In previous posts, we’ve discussed both sapphires and rubies, which are varieties of corundum.  This popular, colorful, and durable gemstone is highly prized.

Corundum is now being diffusion treated with titanium and chromium, where the stone is irradiated to get the colorant to absorb into the outer layer of the stone.  Another treatment, beryllium diffusion, has been common for years.  Stones treated with any of these methods may lose part or all of their color if the stone is damaged or repolished.

It is possible that there are health hazards from these stone treatments.  For example, chromium is toxic and may damage DNA cells. [1]    “There is disturbing evidence that suggests the beryllium treatment poses a health hazard to the workers who process and cut the gemstones and to the merchants who handle them.” [2]

Surprisingly, irradiated gemstones are generally considered safe because of the mandated cooling off period and monitoring requirements.  “NRC [Nuclear Regulatory Commission] requires that the initial distribution of these stones be by a distributor licensed by the NRC. This distributor would conduct radiological surveys of each batch of gemstones to ensure that any residual radioactivity falls below regulatory limits.”  [3]

Sellers in the United States are required by law to disclose all treatments to stones they sell.



[2] The Jeweler’s Directory of Gemstones by Judith Crowe, p.50


Take good care of your bone…jewelry

Bone has been found in jewelry dating back to when Cro-Magnons were wandering the planet.

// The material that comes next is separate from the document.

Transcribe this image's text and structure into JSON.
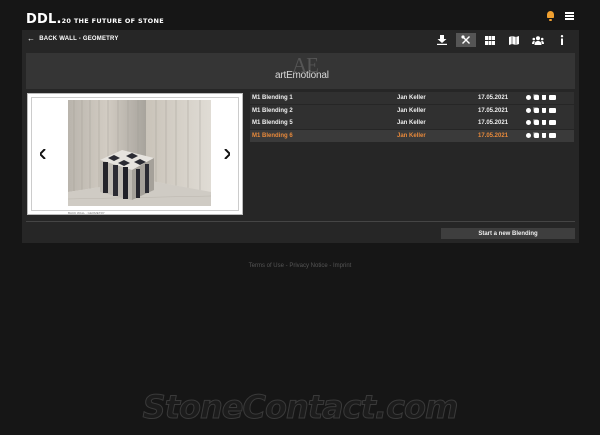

Talk about long lasting jewelry!

Despite the natural strength of bone, it can still be damaged.  For example, extreme temperature changes as well as fluctuations in humidity may cause bone jewelry to split or crack.  To help you prolong the life and enjoyment of your bone jewelry, I have compiled some tips for caring for it.

  • Store your bone jewelry in a soft pouch when not in use to protect it from being scratched by other jewelry or objects.
  • Put your bone jewelry on after any perfume, hairspray, or other such substances have been applied as these substances may stain bone jewelry.
  • Natural skin oils may also stain bone, so jewelry should be wiped with a soft cloth after wearing.
  • Jojoba oil can be used to polish bone.  I’ve also seen suggestions that tea tree oil can be used, however it can be more drying, so my suggestion is to use sparingly.
  • Do NOT soak bone in water as the material may swell and/or crack.